Exercise requirements -
Please work out how many lines in the data below contain "JSON", and reply with that number alone.

[Stored items from a collection]
--- START ---
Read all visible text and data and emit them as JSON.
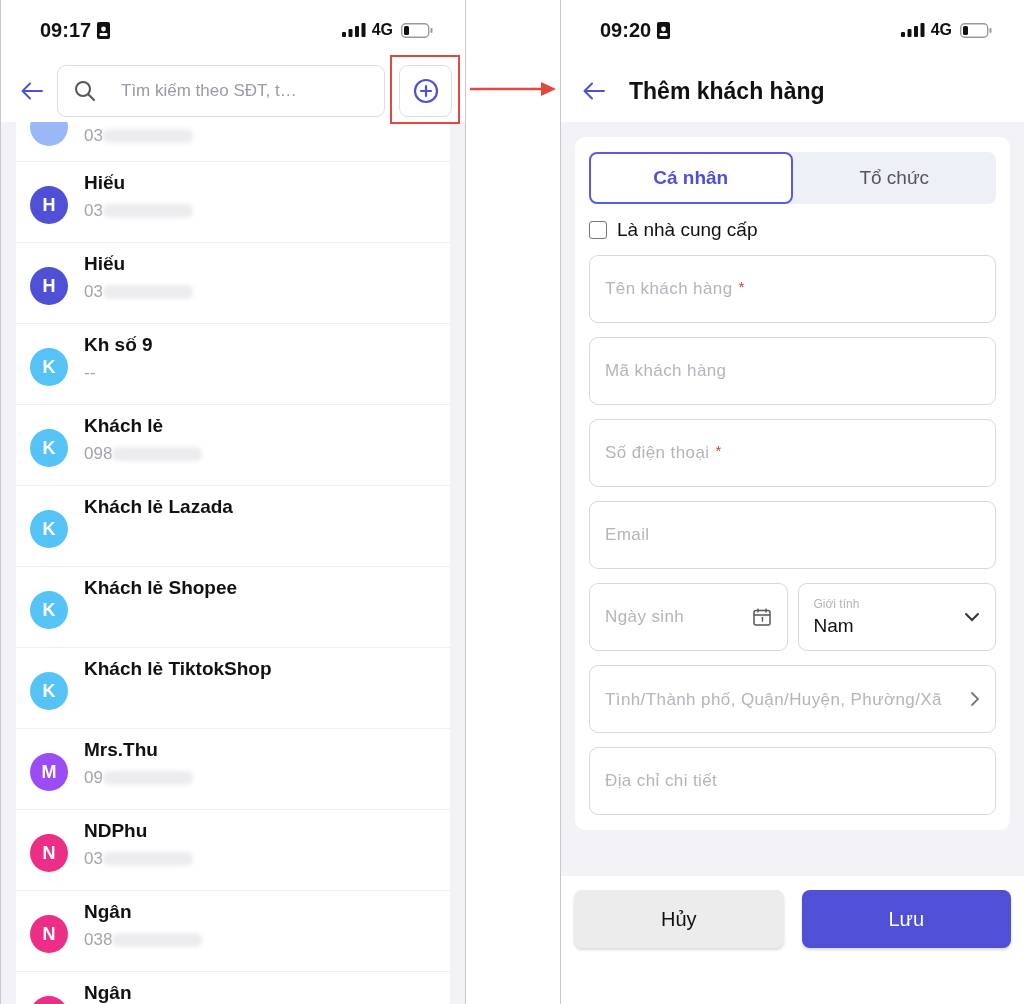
{
  "list_screen": {
    "status_bar": {
      "time": "09:17",
      "network": "4G"
    },
    "search": {
      "placeholder": "Tìm kiếm theo SĐT, t…"
    },
    "customers": [
      {
        "color": "#9bb8f6",
        "phone": "03",
        "redacted": true
      },
      {
        "initial": "H",
        "color": "#4f50d6",
        "name": "Hiếu",
        "phone": "03",
        "redacted": true
      },
      {
        "initial": "H",
        "color": "#4f50d6",
        "name": "Hiếu",
        "phone": "03",
        "redacted": true
      },
      {
        "initial": "K",
        "color": "#55c3f5",
        "name": "Kh số 9",
        "phone": "--",
        "redacted": false
      },
      {
        "initial": "K",
        "color": "#55c3f5",
        "name": "Khách lẻ",
        "phone": "098",
        "redacted": true
      },
      {
        "initial": "K",
        "color": "#55c3f5",
        "name": "Khách lẻ Lazada"
      },
      {
        "initial": "K",
        "color": "#55c3f5",
        "name": "Khách lẻ Shopee"
      },
      {
        "initial": "K",
        "color": "#55c3f5",
        "name": "Khách lẻ TiktokShop"
      },
      {
        "initial": "M",
        "color": "#9b4cf5",
        "name": "Mrs.Thu",
        "phone": "09",
        "redacted": true
      },
      {
        "initial": "N",
        "color": "#ec2e86",
        "name": "NDPhu",
        "phone": "03",
        "redacted": true
      },
      {
        "initial": "N",
        "color": "#ec2e86",
        "name": "Ngân",
        "phone": "038",
        "redacted": true
      },
      {
        "color": "#ec2e86",
        "name": "Ngân"
      }
    ]
  },
  "form_screen": {
    "status_bar": {
      "time": "09:20",
      "network": "4G"
    },
    "title": "Thêm khách hàng",
    "tabs": [
      {
        "label": "Cá nhân",
        "selected": true
      },
      {
        "label": "Tổ chức",
        "selected": false
      }
    ],
    "supplier_checkbox": {
      "label": "Là nhà cung cấp",
      "checked": false
    },
    "fields": [
      {
        "kind": "text",
        "placeholder": "Tên khách hàng",
        "required_mark": "*"
      },
      {
        "kind": "text",
        "placeholder": "Mã khách hàng"
      },
      {
        "kind": "text",
        "placeholder": "Số điện thoại",
        "required_mark": "*"
      },
      {
        "kind": "text",
        "placeholder": "Email"
      },
      {
        "kind": "date",
        "placeholder": "Ngày sinh"
      },
      {
        "kind": "select",
        "label": "Giới tính",
        "value": "Nam"
      },
      {
        "kind": "picker",
        "placeholder": "Tình/Thành phố, Quận/Huyện, Phường/Xã"
      },
      {
        "kind": "text",
        "placeholder": "Địa chỉ chi tiết"
      }
    ],
    "buttons": [
      {
        "label": "Hủy",
        "kind": "secondary"
      },
      {
        "label": "Lưu",
        "kind": "primary"
      }
    ]
  }
}
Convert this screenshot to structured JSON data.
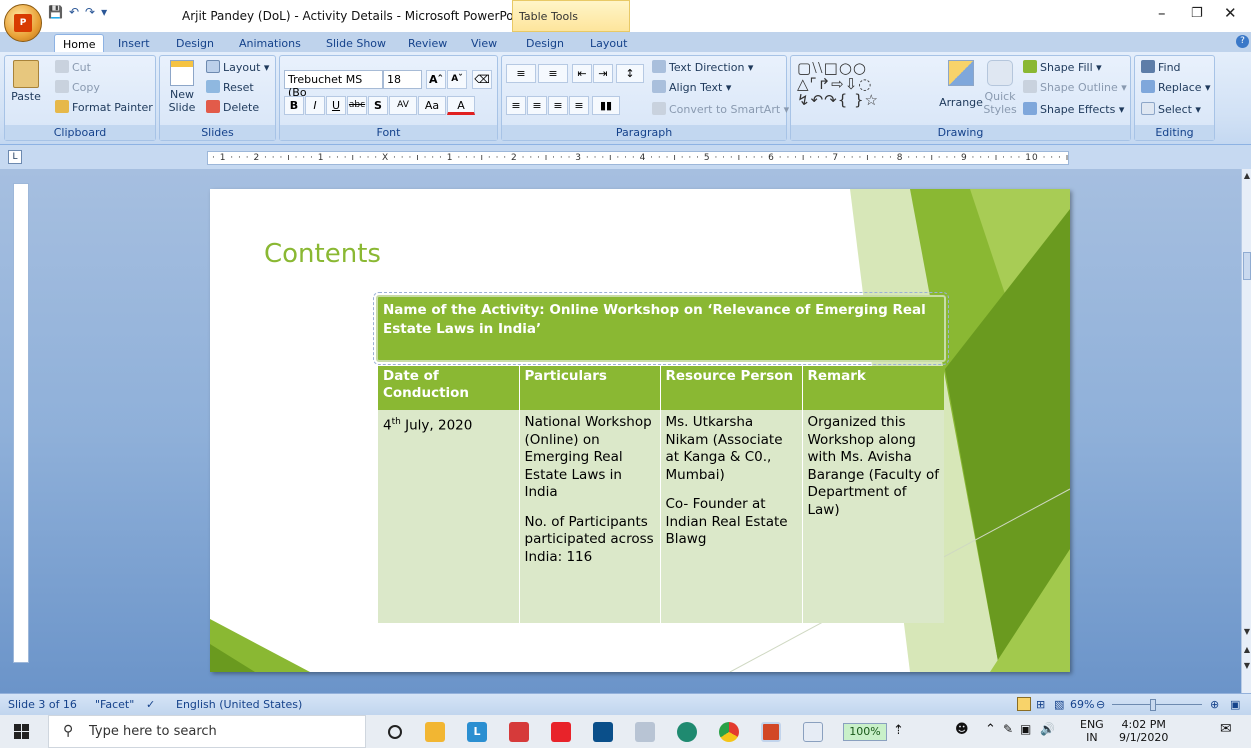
{
  "titlebar": {
    "title": "Arjit Pandey (DoL) - Activity Details - Microsoft PowerPoint",
    "context_tab": "Table Tools"
  },
  "tabs": [
    "Home",
    "Insert",
    "Design",
    "Animations",
    "Slide Show",
    "Review",
    "View",
    "Design",
    "Layout"
  ],
  "ribbon": {
    "clipboard": {
      "cut": "Cut",
      "copy": "Copy",
      "format_painter": "Format Painter",
      "paste": "Paste",
      "label": "Clipboard"
    },
    "slides": {
      "layout": "Layout",
      "reset": "Reset",
      "delete": "Delete",
      "new_slide": "New",
      "new_slide2": "Slide",
      "label": "Slides"
    },
    "font": {
      "name": "Trebuchet MS (Bo",
      "size": "18",
      "label": "Font"
    },
    "paragraph": {
      "text_direction": "Text Direction",
      "align_text": "Align Text",
      "convert_smartart": "Convert to SmartArt",
      "label": "Paragraph"
    },
    "drawing": {
      "shape_fill": "Shape Fill",
      "shape_outline": "Shape Outline",
      "shape_effects": "Shape Effects",
      "arrange": "Arrange",
      "quick_styles": "Quick",
      "quick_styles2": "Styles",
      "label": "Drawing"
    },
    "editing": {
      "find": "Find",
      "replace": "Replace",
      "select": "Select",
      "label": "Editing"
    }
  },
  "ruler_text": "· 1 · · · 2 · · · ı · · · 1 · · · ı · · · X · · · ı · · · 1 · · · ı · · · 2 · · · ı · · · 3 · · · ı · · · 4 · · · ı · · · 5 · · · ı · · · 6 · · · ı · · · 7 · · · ı · · · 8 · · · ı · · · 9 · · · ı · · · 10 · · · ı",
  "slide": {
    "title": "Contents",
    "name_box": "Name of the Activity: Online Workshop on ‘Relevance of Emerging Real Estate Laws in India’",
    "headers": [
      "Date of Conduction",
      "Particulars",
      "Resource Person",
      "Remark"
    ],
    "date_day": "4",
    "date_sup": "th",
    "date_rest": " July, 2020",
    "particulars_1": "National Workshop (Online) on Emerging Real Estate Laws in India",
    "particulars_2": "No. of Participants participated across India: 116",
    "resource_1": "Ms. Utkarsha Nikam (Associate at Kanga & C0., Mumbai)",
    "resource_2": "Co- Founder at Indian Real Estate Blawg",
    "remark": "Organized this Workshop along with Ms. Avisha Barange (Faculty of Department of Law)"
  },
  "status": {
    "slide": "Slide 3 of 16",
    "theme": "\"Facet\"",
    "language": "English (United States)",
    "zoom": "69%"
  },
  "taskbar": {
    "search_placeholder": "Type here to search",
    "zoom_badge": "100%",
    "lang1": "ENG",
    "lang2": "IN",
    "time": "4:02 PM",
    "date": "9/1/2020"
  },
  "colors": {
    "accent_green": "#8ab833",
    "cell_green": "#dbe8c9"
  }
}
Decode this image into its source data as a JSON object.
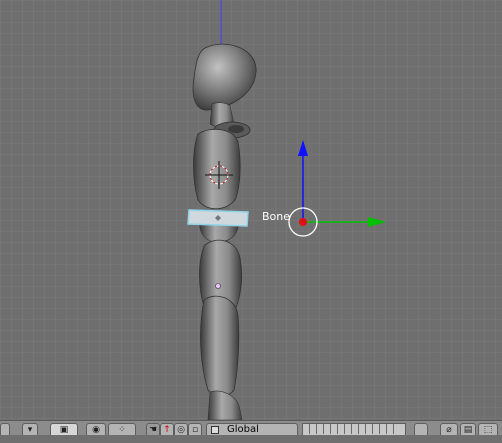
{
  "viewport": {
    "bone_label": "Bone"
  },
  "header": {
    "transform_orientation": "Global",
    "icons": {
      "view_menu": "view-menu-icon",
      "object_mode": "object-mode-icon",
      "pivot": "pivot-icon",
      "manipulator_hand": "manipulator-hand-icon",
      "manipulator_translate": "translate-icon",
      "manipulator_rotate": "rotate-icon",
      "snap": "snap-icon",
      "render": "render-icon"
    }
  },
  "colors": {
    "background": "#6f6f6f",
    "grid_line": "#7c7c7c",
    "axis_z": "#1010ff",
    "axis_y": "#00c000",
    "bone_selected": "#8fd3e8",
    "cursor_red": "#d01010"
  }
}
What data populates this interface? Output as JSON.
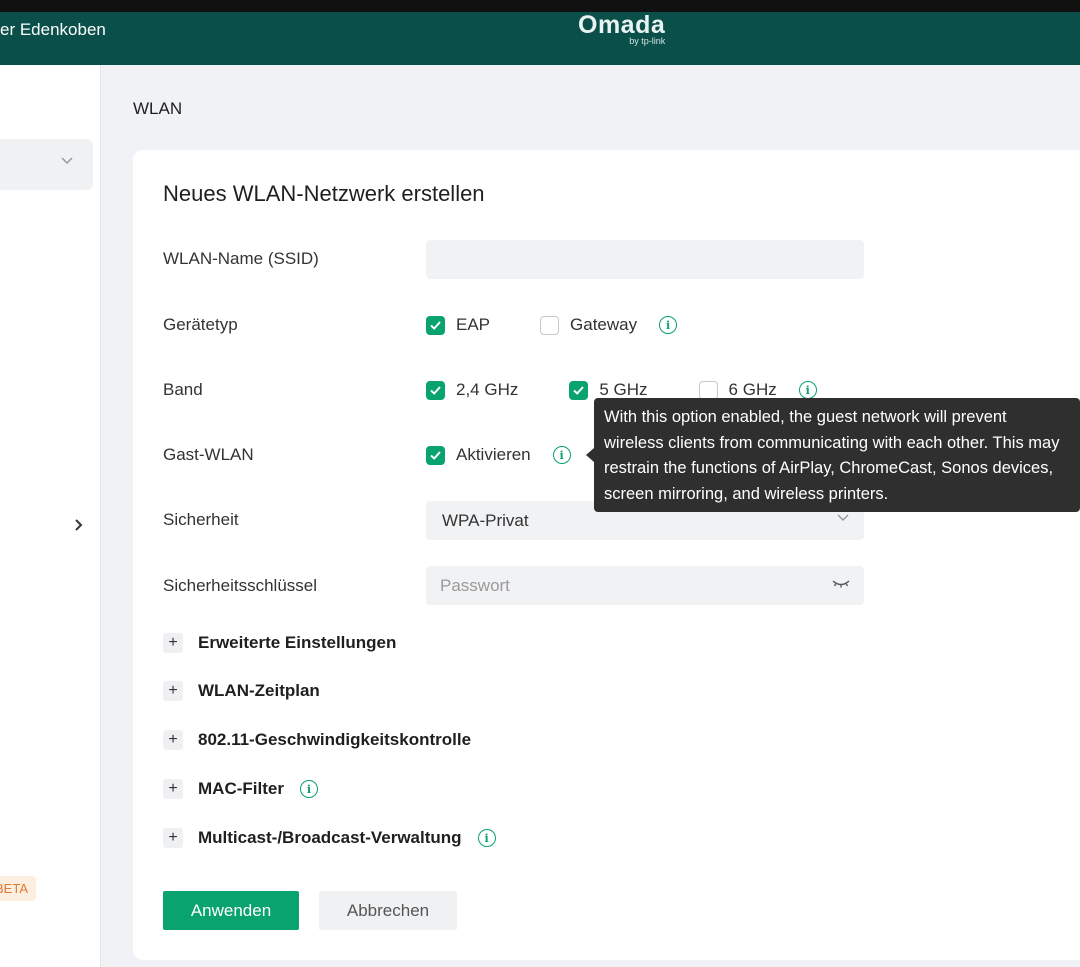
{
  "header": {
    "site_name": "er Edenkoben",
    "logo_text": "Omada",
    "logo_sub": "by tp-link"
  },
  "sidebar": {
    "beta_badge": "BETA"
  },
  "page": {
    "title": "WLAN"
  },
  "form": {
    "title": "Neues WLAN-Netzwerk erstellen",
    "ssid": {
      "label": "WLAN-Name (SSID)",
      "value": ""
    },
    "device_type": {
      "label": "Gerätetyp",
      "options": [
        {
          "label": "EAP",
          "checked": true
        },
        {
          "label": "Gateway",
          "checked": false
        }
      ]
    },
    "band": {
      "label": "Band",
      "options": [
        {
          "label": "2,4 GHz",
          "checked": true
        },
        {
          "label": "5 GHz",
          "checked": true
        },
        {
          "label": "6 GHz",
          "checked": false
        }
      ]
    },
    "guest": {
      "label": "Gast-WLAN",
      "option": {
        "label": "Aktivieren",
        "checked": true
      }
    },
    "security": {
      "label": "Sicherheit",
      "value": "WPA-Privat"
    },
    "key": {
      "label": "Sicherheitsschlüssel",
      "placeholder": "Passwort"
    },
    "expanders": [
      {
        "label": "Erweiterte Einstellungen"
      },
      {
        "label": "WLAN-Zeitplan"
      },
      {
        "label": "802.11-Geschwindigkeitskontrolle"
      },
      {
        "label": "MAC-Filter"
      },
      {
        "label": "Multicast-/Broadcast-Verwaltung"
      }
    ],
    "apply_label": "Anwenden",
    "cancel_label": "Abbrechen"
  },
  "tooltip": {
    "text": "With this option enabled, the guest network will prevent wireless clients from communicating with each other. This may restrain the functions of AirPlay, ChromeCast, Sonos devices, screen mirroring, and wireless printers."
  },
  "colors": {
    "header": "#0b4f4a",
    "accent": "#08a36f",
    "tooltip_bg": "#2f2f2f"
  },
  "icons": [
    "info-icon",
    "check-icon",
    "chevron-down-icon",
    "chevron-right-icon",
    "plus-icon",
    "eye-closed-icon"
  ]
}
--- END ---
Reply to the task -
4